When Lisa Alamia says the word "kitten," she's not talking about a cat—it's just what it sounds like when the Texas woman says "kidding," a British affectation that isn't an affectation at all, but a symptom of the foreign accent syndrome she came down with after jaw surgery for an overbite six months ago, KHOU reports. The possible nerve damage the mom of three suffered during that operation now leads people she's just met in her hometown of Rosenberg to ask her, "Hey, where are you from?" when she converses with them, even though she was born and raised in the Lone Star State and is of Mexican heritage, KTRK notes.

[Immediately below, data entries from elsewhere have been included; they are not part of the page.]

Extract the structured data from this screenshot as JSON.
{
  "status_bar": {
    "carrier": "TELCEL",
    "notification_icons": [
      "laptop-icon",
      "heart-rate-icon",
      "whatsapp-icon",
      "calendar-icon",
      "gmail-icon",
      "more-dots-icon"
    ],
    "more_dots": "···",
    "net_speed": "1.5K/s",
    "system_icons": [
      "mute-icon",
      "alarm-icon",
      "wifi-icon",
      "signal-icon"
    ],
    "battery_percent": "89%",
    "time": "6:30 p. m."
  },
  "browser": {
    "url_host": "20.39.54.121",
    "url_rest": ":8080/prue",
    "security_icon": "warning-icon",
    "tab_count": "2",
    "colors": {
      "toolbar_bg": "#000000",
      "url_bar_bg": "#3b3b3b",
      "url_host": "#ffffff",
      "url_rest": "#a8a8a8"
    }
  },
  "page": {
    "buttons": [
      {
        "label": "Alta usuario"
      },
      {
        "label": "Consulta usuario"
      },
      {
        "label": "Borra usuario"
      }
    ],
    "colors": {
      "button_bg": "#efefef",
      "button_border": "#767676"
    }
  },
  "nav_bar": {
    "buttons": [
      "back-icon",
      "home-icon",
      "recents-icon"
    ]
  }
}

Experts at Houston Methodist Sugar Land Hospital say Alamia is one of only about 100 people who've been diagnosed with the odd speech disorder over the past century or so, which is usually caused by a brain injury or stroke, though it has been linked to other conditions as well, per CBS News.
Alamia's husband, Richard, was the first to notice her accent—which the AP notes "swings between various British accents and a faint Australian twang"—after her December surgery. "I said, 'Doctor is that normal for her voice?' He said, 'Oh ya. It will go away in a couple of days,'" he tells KTRK. His wife's neurologist reviewed her surgical report to see if there had been complications (there hadn't), then ran a slew of tests, only to come up with foreign accent syndrome. "I'd read about it and heard about, but I never thought I'd see it," he says, adding, "Most neurologists work their entire careers and never come across [this]." Although some medical experts say it can be difficult for patients to adjust to their new "identity," Alamia is going to speech therapy but has made her peace with her new voice—even if it never goes away. "The accent doesn't define who I am," she says. "I'm still the same person I was before surgery; I just talk differently." (An Oregon woman came out of dental surgery sounding part Irish, part South African and … part Transylvanian.)